There’s no messaging on Malvern Prep’s homepage, at least initially. A blue shape leans in from the left as if tipping both the page and the user to start scrolling down to learn more, or to watch the quick video snippets that capture the school in motion. The panel below the video tells the school’s story quickly: “an independent, Augustinian school for young men in grades six through twelve”, bracketed by parenthetically-shaped branches of leaves, which seems to elevate the language. With the proverbial table set, the panel below lays out three compelling next steps: student testimonials, Experience Malvern, and Augustinian Identity, which explains the foundational values, history and beliefs. Animated quick facts follow -- with a seeming bounce on hover that’s entertaining enough to repeat -- and a well-laid out display of news items to keep the site current. At last, the final call-to-action, “Get In Touch” picks up the animated lean-to, bringing the button to life in a way that urges you on. There’s a lot to see here: the Student Life landing page drops you into four buckets, conveniently broad enough to pique anyone’s interest while the Global Programming page is filled with ample information, images and program overviews, all designed in a way that makes the content accessible and easy to digest.
The Oakridge School | Texas
Stumbling upon a zoom-based video of the school song on the Mission and Philosophy page stopped me in my tracks; here on a cornerstone web page Oakridge decided to tackle one of the thorniest of challenges related to the coronavirus: how to maintain the spirit and energy of a school.

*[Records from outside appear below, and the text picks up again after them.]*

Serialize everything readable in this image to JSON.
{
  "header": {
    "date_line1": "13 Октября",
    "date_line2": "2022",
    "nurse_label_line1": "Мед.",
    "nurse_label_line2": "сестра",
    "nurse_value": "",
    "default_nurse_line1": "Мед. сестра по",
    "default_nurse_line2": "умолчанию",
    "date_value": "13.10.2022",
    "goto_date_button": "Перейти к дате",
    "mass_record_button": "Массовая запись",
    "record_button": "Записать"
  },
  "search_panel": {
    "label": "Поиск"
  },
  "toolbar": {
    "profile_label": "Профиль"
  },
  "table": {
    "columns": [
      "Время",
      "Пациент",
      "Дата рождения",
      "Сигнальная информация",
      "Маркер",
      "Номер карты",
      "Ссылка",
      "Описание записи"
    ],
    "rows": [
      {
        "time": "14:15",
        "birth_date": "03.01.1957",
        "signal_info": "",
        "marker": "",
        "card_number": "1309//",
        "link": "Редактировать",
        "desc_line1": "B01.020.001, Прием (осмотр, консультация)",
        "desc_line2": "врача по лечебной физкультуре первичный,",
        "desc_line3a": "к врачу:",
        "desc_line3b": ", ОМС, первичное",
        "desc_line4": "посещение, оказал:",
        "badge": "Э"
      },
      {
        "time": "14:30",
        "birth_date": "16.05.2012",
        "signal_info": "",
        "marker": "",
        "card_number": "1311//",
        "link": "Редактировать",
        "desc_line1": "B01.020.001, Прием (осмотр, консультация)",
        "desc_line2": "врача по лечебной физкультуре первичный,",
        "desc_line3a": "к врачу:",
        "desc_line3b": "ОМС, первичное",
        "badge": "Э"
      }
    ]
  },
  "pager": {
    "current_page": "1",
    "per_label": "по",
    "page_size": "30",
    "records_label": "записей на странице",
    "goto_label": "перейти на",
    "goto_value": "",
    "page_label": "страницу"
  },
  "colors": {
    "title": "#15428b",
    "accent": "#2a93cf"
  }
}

COVID-19 is here to stay, and seeing how schools contend with this fact -- outside of the steady drumbeat of back-to-school protocols and planning slide decks — has been an interesting, real-time test in how quickly an institution like a school can move from reacting to acting; having this video on the mission page is a great example of making the most of the situation. Oakridge stands on a platform of three keywords, front and center on the homepage: “Excel”, “Lead” and “Perform” followed by entry points to testimonials from faculty, students, parents, alumni and the community. These video clips nested throughout the site bring authenticity and meaning to the words, another example of a school that has figured out how to share its story.
ABOUT THE AUTHOR
Angelo graduated valedictorian from St. Paul's School in Baltimore, MD and from Princeton University. Despite getting his degree in creative writing and English Literature, it generally takes some doing to keep him from programming and breaking websites. Just after graduating, he started Silverpoint, and grew it to over 300 schools worldwide before merging with Finalsite in 2013.